Every discipline is assigned a Classification of Instructional Program (CIP) code by the U.S. Department of Education’s Division of Educational Statistics. In some of the databases, you will need to search by CIP code to access the data. Learn more about the CIP code classification system.
CIP Code Classification
09) COMMUNICATION, JOURNALISM, AND RELATED PROGRAMS
09.01) Communication and Media Studies
09.0100) Communication, General.
09.0101) Speech Communication and Rhetoric.
09.0102) Mass Communication/Media Studies.
09.0199) Communication and Media Studies, Other.
09.0402) Broadcast Journalism.
09.0499) Journalism, Other.
09.07) Radio, Television, and Digital Communication
09.0701) Radio and Television.
09.0702) Digital Communication and Media/Multimedia.
09.0799) Radio, Television, and Digital Communication, Other.
09.09) Public Relations, Advertising, and Applied Communication.
09.0900) Public Relations, Advertising, and Applied Communication.
09.0901) Organizational Communication, General.
09.0902) Public Relations/Image Management.
09.0904) Political Communication.
09.0905) Health Communication.
09.0906) Sports Communication.

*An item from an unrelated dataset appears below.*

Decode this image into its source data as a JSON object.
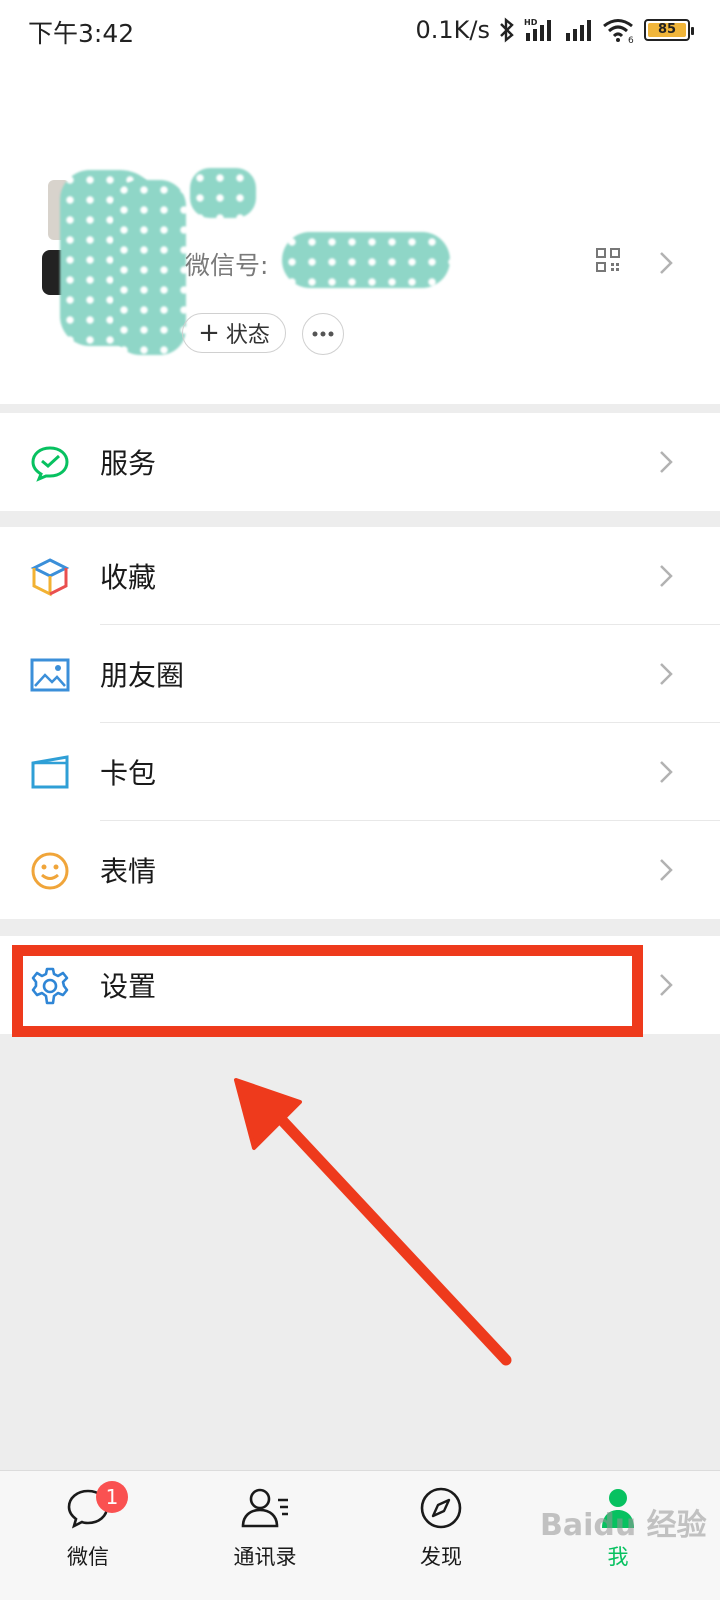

09.0907) International and Intercultural Communication.
09.0908) Technical and Scientific Communication.
09.0999) Public Relations, Advertising, and Applied Communication, Other
09.99) Communication, Journalism, and Related Programs, Other.
09.9999) Communication, Journalism, and Related Programs, Other.
Academic salary data are available from the College and University Professional Association for Human Resources (CUPA). CUPA does annual nationwide surveys on administrative, mid-level professional, and faculty salaries. The best place to access these data is your Institutional Research Office.
The databases provided by the Integrated Postsecondary Education System (IPEDS) provide extensive data on FTEs, Student Credit Hour Production (SCH), degrees granted, etc. Visit the IPEDS data center and IPEDS data tutorial. Another source of less extensive data is NCES's College Navigator.
Many doctoral granting institutions use the NCISP (National Study of Instructional Costs and Productivity) data as a benchmark to compare productivity.
Two databases that provide information on students and are cited frequently in the media may be of interest as chairs write an assessment report or engage in a self-study. These databases, which are generated by CIRP and NESSE, measure student demographics (along with attitudes, values, and beliefs) and student engagement, respectively.
- The Cooperative Institutional Research Program (CIRP) at UCLA conducts a yearly fall survey of incoming freshman at more than 700 institutions, surveys students during their first year of college, and gathers a number of other data. Access CIRP’s free publications.
- The National Survey of Student Engagement (NSSE) tracks students’ engagement and participation in their own learning. Many institutions are using this survey to assess changes in student learning over time.